Starting out is tough enough.
Starting over is harder still. Continuing? Sometimes harder than both starting or rededicating.
The honeymoon and excitement of discovering something new is over. The initial elation of the first few pounds that came off seems like a distant memory. The first time you stepped on the scale and ogled your first amazing and steady stream of losses will never again be quite the same.
Now you’re back to where you started, or you’re partially there, or you’re moving forward. Still you might not feel progress is as quick as you’d like. You feel like you can’t do it because you’ve never been able to stick with anything before. I mean, what makes this any different, right? This is just like every other time you either sabotaged yourself or messed something up because you knew you couldn’t make it anyway. Starting over isn’t romantic. The magic of rediscovery seems to be wasted.
You feel like you’ve been through this all before. You glare at the eggs. You don’t even find any humor in taking out the Muenster and ‘cutting the cheese’ when your significant other asks you what you’re doing. The light is gone. You’ve given up.

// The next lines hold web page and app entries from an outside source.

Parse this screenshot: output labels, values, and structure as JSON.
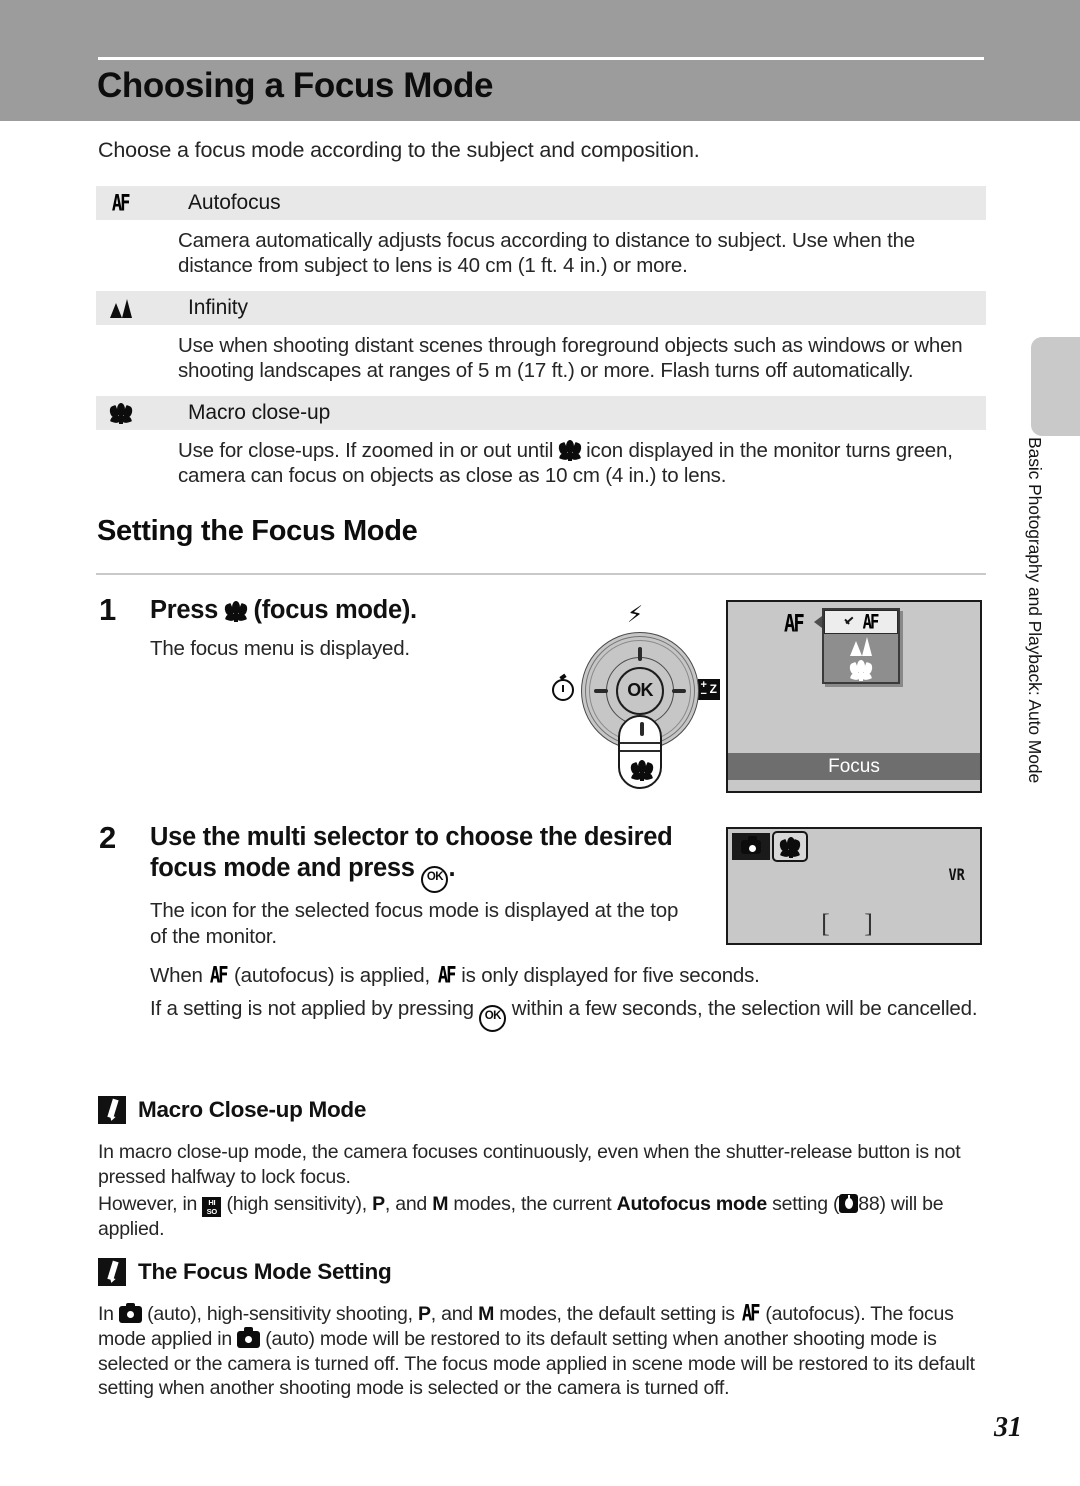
{
  "header": {
    "title": "Choosing a Focus Mode"
  },
  "intro": "Choose a focus mode according to the subject and composition.",
  "modes_table": {
    "rows": [
      {
        "icon": "af-icon",
        "icon_glyph": "AF",
        "label": "Autofocus",
        "body": "Camera automatically adjusts focus according to distance to subject. Use when the distance from subject to lens is 40 cm (1 ft. 4 in.) or more."
      },
      {
        "icon": "mountain-infinity-icon",
        "label": "Infinity",
        "body": "Use when shooting distant scenes through foreground objects such as windows or when shooting landscapes at ranges of 5 m (17 ft.) or more. Flash turns off automatically."
      },
      {
        "icon": "flower-macro-icon",
        "label": "Macro close-up",
        "body_part1": "Use for close-ups. If zoomed in or out until ",
        "body_part2": " icon displayed in the monitor turns green, camera can focus on objects as close as 10 cm (4 in.) to lens."
      }
    ]
  },
  "section": {
    "heading": "Setting the Focus Mode"
  },
  "steps": [
    {
      "number": "1",
      "title_part1": "Press ",
      "title_part2": " (focus mode).",
      "text": "The focus menu is displayed."
    },
    {
      "number": "2",
      "title_part1": "Use the multi selector to choose the desired focus mode and press ",
      "title_part2": ".",
      "text_line1": "The icon for the selected focus mode is displayed at the top of the monitor.",
      "text_line2_a": "When ",
      "text_line2_b": " (autofocus) is applied, ",
      "text_line2_c": " is only displayed for five seconds.",
      "text_line3_a": "If a setting is not applied by pressing ",
      "text_line3_b": " within a few seconds, the selection will be cancelled."
    }
  ],
  "multi_selector": {
    "ok_label": "OK",
    "flash_icon": "flash-icon",
    "timer_icon": "self-timer-icon",
    "ev_icon": "exposure-compensation-icon",
    "focus_icon": "focus-mode-macro-icon"
  },
  "monitor1": {
    "af_indicator": "AF",
    "options": [
      {
        "icon": "check-icon",
        "label": "AF",
        "selected": true
      },
      {
        "icon": "mountain-infinity-icon",
        "label": "",
        "selected": false
      },
      {
        "icon": "flower-macro-icon",
        "label": "",
        "selected": false
      }
    ],
    "bottom_label": "Focus"
  },
  "monitor2": {
    "mode_icon": "camera-auto-icon",
    "focus_icon": "flower-macro-icon",
    "vr_label": "VR",
    "focus_brackets": "[    ]"
  },
  "notes": [
    {
      "icon": "pencil-note-icon",
      "title": "Macro Close-up Mode",
      "line1": "In macro close-up mode, the camera focuses continuously, even when the shutter-release button is not pressed halfway to lock focus.",
      "line2_a": "However, in ",
      "line2_b": " (high sensitivity), ",
      "line2_c": ", and ",
      "line2_d": " modes, the current ",
      "line2_bold": "Autofocus mode",
      "line2_e": " setting (",
      "line2_page": "88",
      "line2_f": ") will be applied.",
      "mode_p": "P",
      "mode_m": "M",
      "hiso_icon": "high-sensitivity-icon",
      "ref_icon": "reference-page-icon"
    },
    {
      "icon": "pencil-note-icon",
      "title": "The Focus Mode Setting",
      "line_a": "In ",
      "line_b": " (auto), high-sensitivity shooting, ",
      "line_c": ", and ",
      "line_d": " modes, the default setting is ",
      "line_e": " (autofocus). The focus mode applied in ",
      "line_f": " (auto) mode will be restored to its default setting when another shooting mode is selected or the camera is turned off. The focus mode applied in scene mode will be restored to its default setting when another shooting mode is selected or the camera is turned off.",
      "mode_p": "P",
      "mode_m": "M"
    }
  ],
  "side_tab": {
    "text": "Basic Photography and Playback: Auto Mode"
  },
  "page_number": "31",
  "colors": {
    "header_band": "#9c9c9c",
    "row_head": "#e8e8e8",
    "monitor_bg": "#c8c8c8",
    "side_tab": "#c9c9c9"
  }
}
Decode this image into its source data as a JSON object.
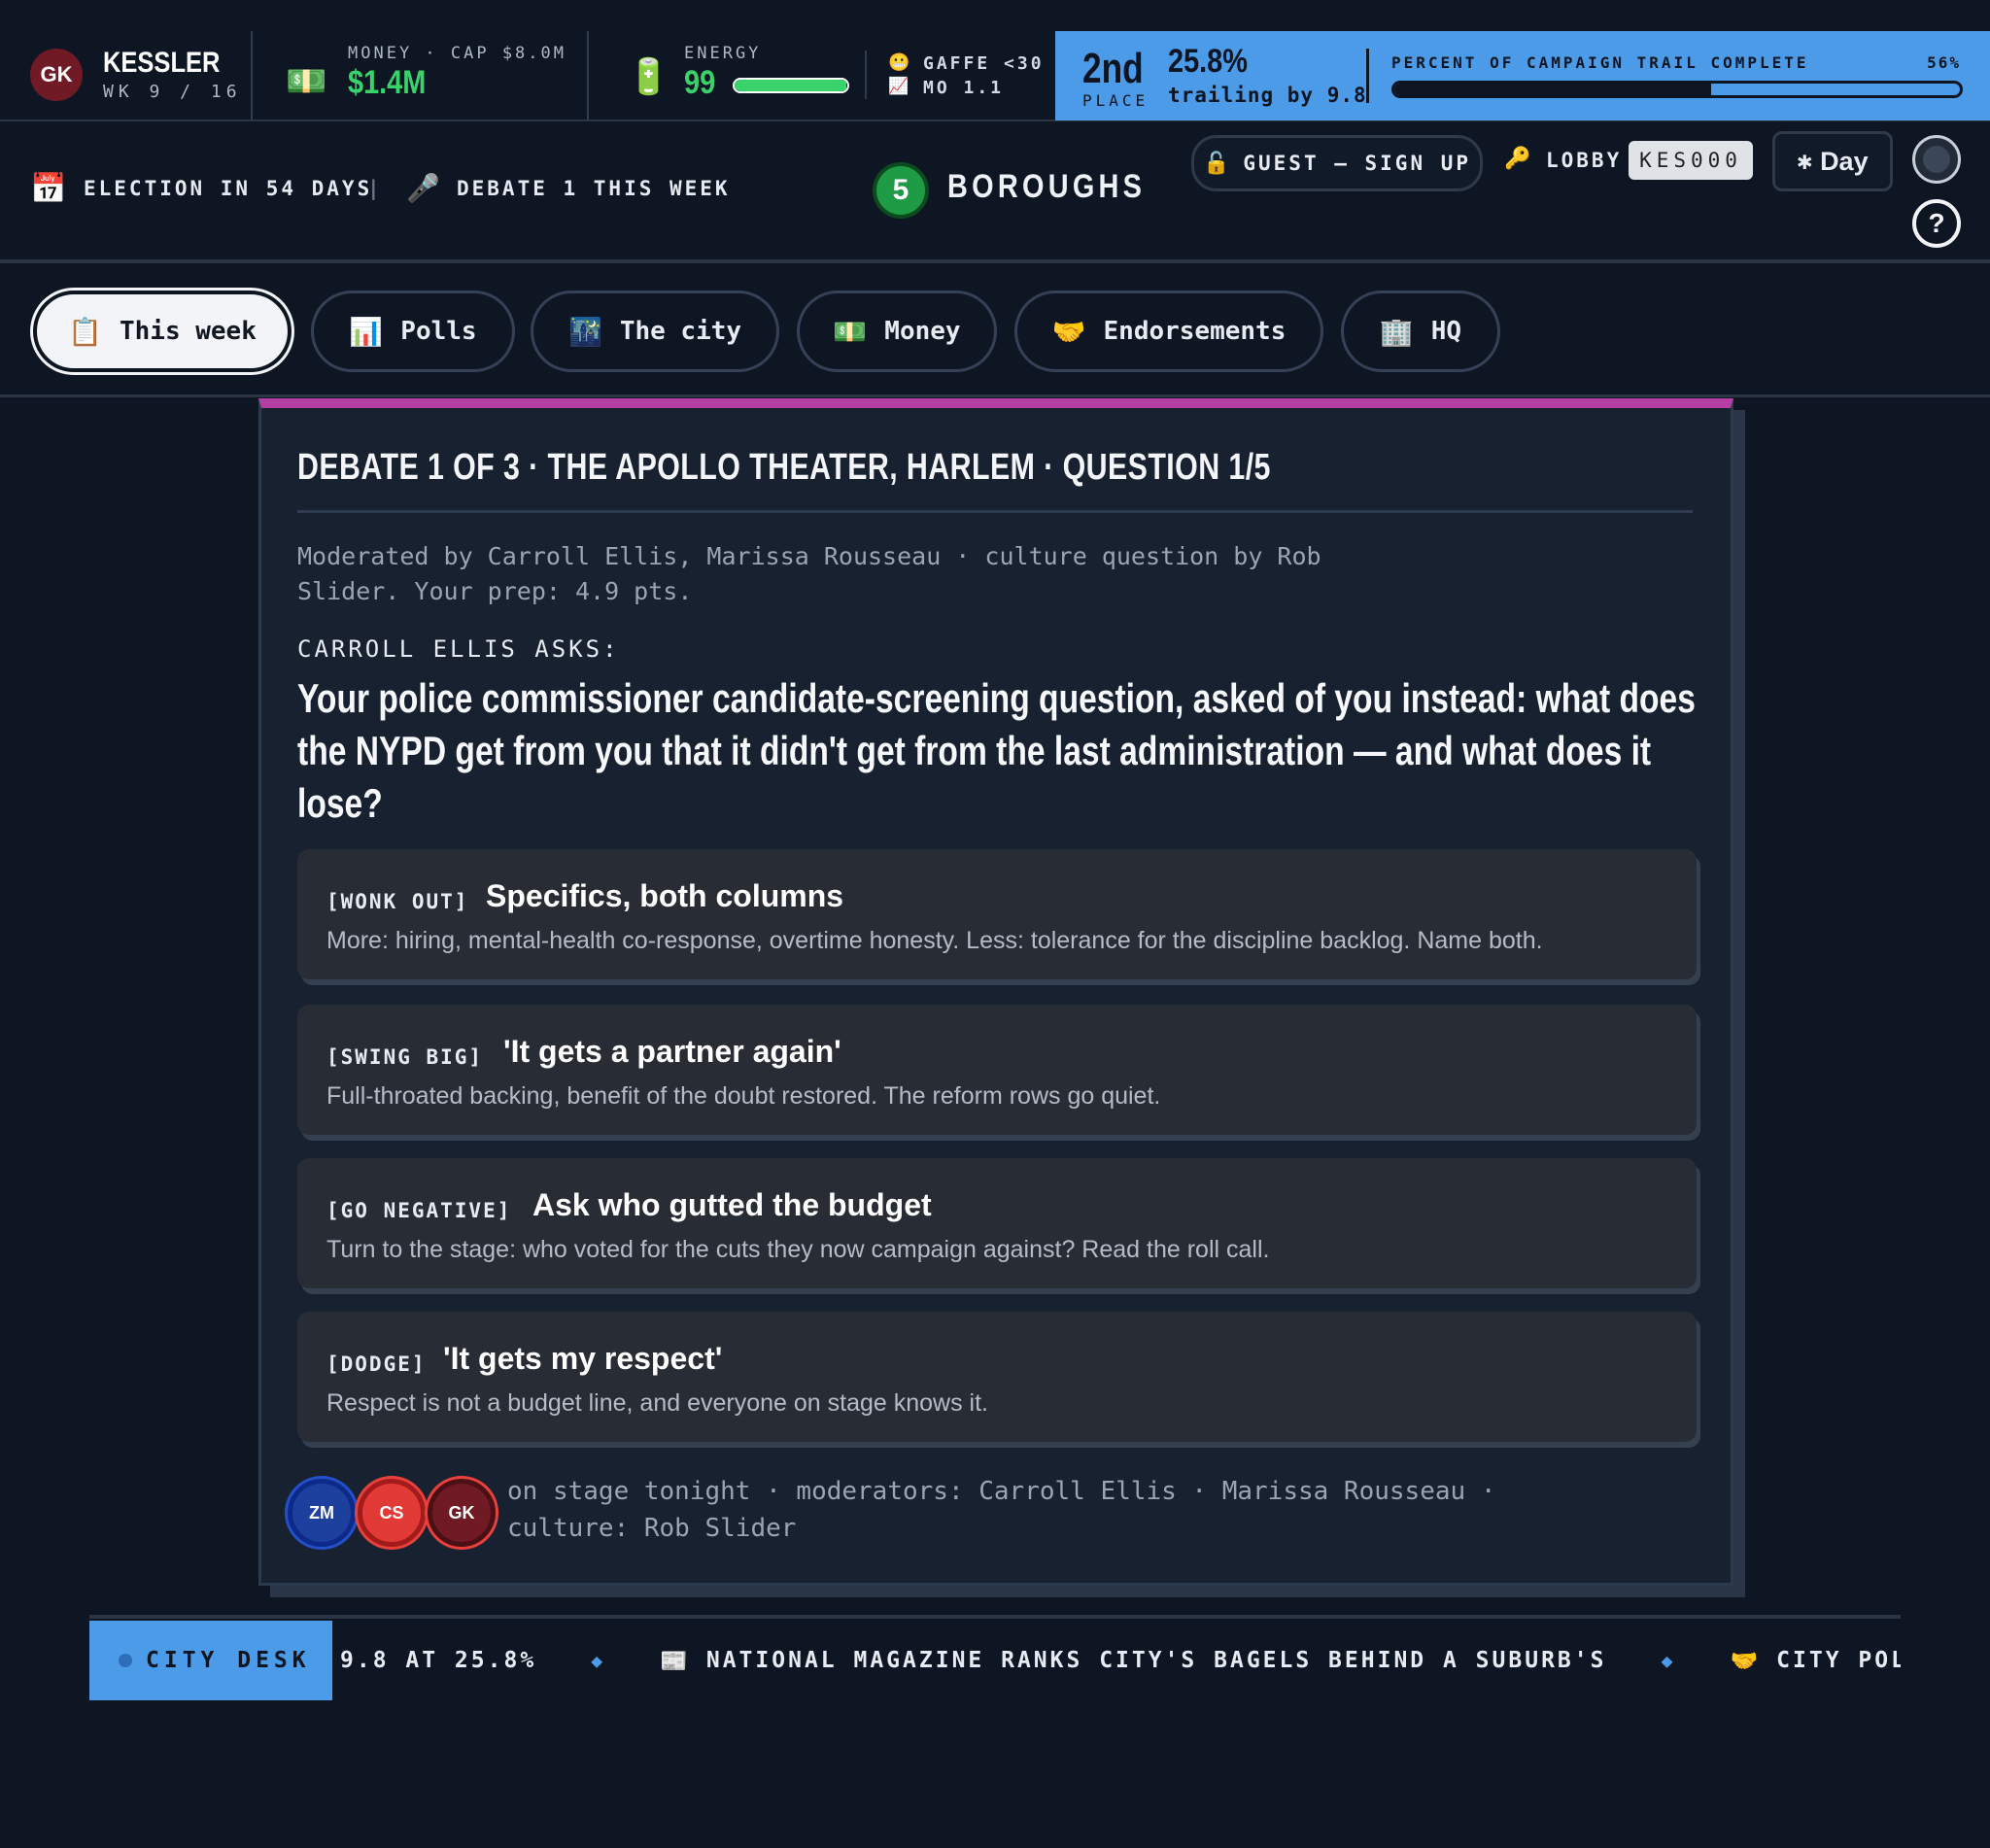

That’s ok. For now. But keep reading.
Life is a series of choices we make. Some of them are wonderful: having children, not having children, starting that business, writing that book, taking up gardening. Some of them are not the best decisions we ever made: going for a chest wax, trying the Epilady on our armpits, getting a pet indoor rabbit when you prefer your appliance cords largely unchewed, thinking roasting marshmallows on lit sparklers is really funny when you were inebriated in college.
No, you can’t have the total beauty of the first time over again, but what if? What if, instead, you looked at something as being new the second time around?
I had a car once, a long time ago. It was my first car, and I bought it from my parents. It was a 1979 Toyota Corolla, and it was a small, 2-door car, but by golly was it reliable. Not only was she a good car, but she could easily seat 6 people (convenient if you need to get your friends to the high school dance, so long as everyone was comfortable in their sexuality enough to sit on top of each other), and it was a stick shift, so the amount of control I had driving up and down the hills of Seattle looking for punk rock night clubs was pretty wonderful.
It wasn’t a new car, but it was new to me. I owned it, and good, or bad, and even when I didn’t know I wasn’t supposed to pour oil down the dipstick (well, I knew it came out there, so why not?), I knew that car was my responsibility. And to me, it was a wonderful creature.
Looking at your lifestyle the same way makes for a different attitude.
You own it. It’s yours. It’s wonderful and unique. Sometimes you pour the oil down the dipstick, but you eventually figured it out when your best friend came over, and between fits of laughter, he let you know how things really worked.
Such is the way with life. You wear your seatbelt, buy your insurance, pass the driver’s tests, and occasionally you’re going to get a ticket. Sometimes you might think you can jump the sidewalk, and you find your car being realigned the next day. Getting the occasional tow home because you tried to take a shortcut over moguls in the Safeway parking lot makes for good stories later on, even when the situation is exasperating at the time, and the tow truck driver is snorting with laughter as he hooks up your rig and takes your credit card number.
Laugh. Call the tow truck. Get home safely.
The same applies to your way of eating.
Learn what works for you and what has caused you problems in the past and keep going. It is worth it.
Most of your life will be spent in maintenance, so there is a little bit of magic in beginning anew. Not again, but anew. Look to your strengths and reaffirm your weaknesses. When you falter, don’t give up.
As a mechanic, you can inspect your plan. Use experience and don’t repeat mistakes again if you can help it. Once I figured out I really could add too much oil to the engine of a vehicle (and did), I learned something new. Did it mean I shouldn’t ever own a vehicle? Heckola no. It meant that, like all of life, learning is quintessential.
If you take care of your car, it takes care of you. Whether yours has 150,000 miles, or 900,000 miles, whether you’ve overhauled the engine, or it’s holding on every time you push start it down a hill at your local community college parking lot in Tacoma, WA, it’s yours. Take care of it. Own it. Keep it running.
It’s a great little chassie you’ve got there.
Enjoy the ride.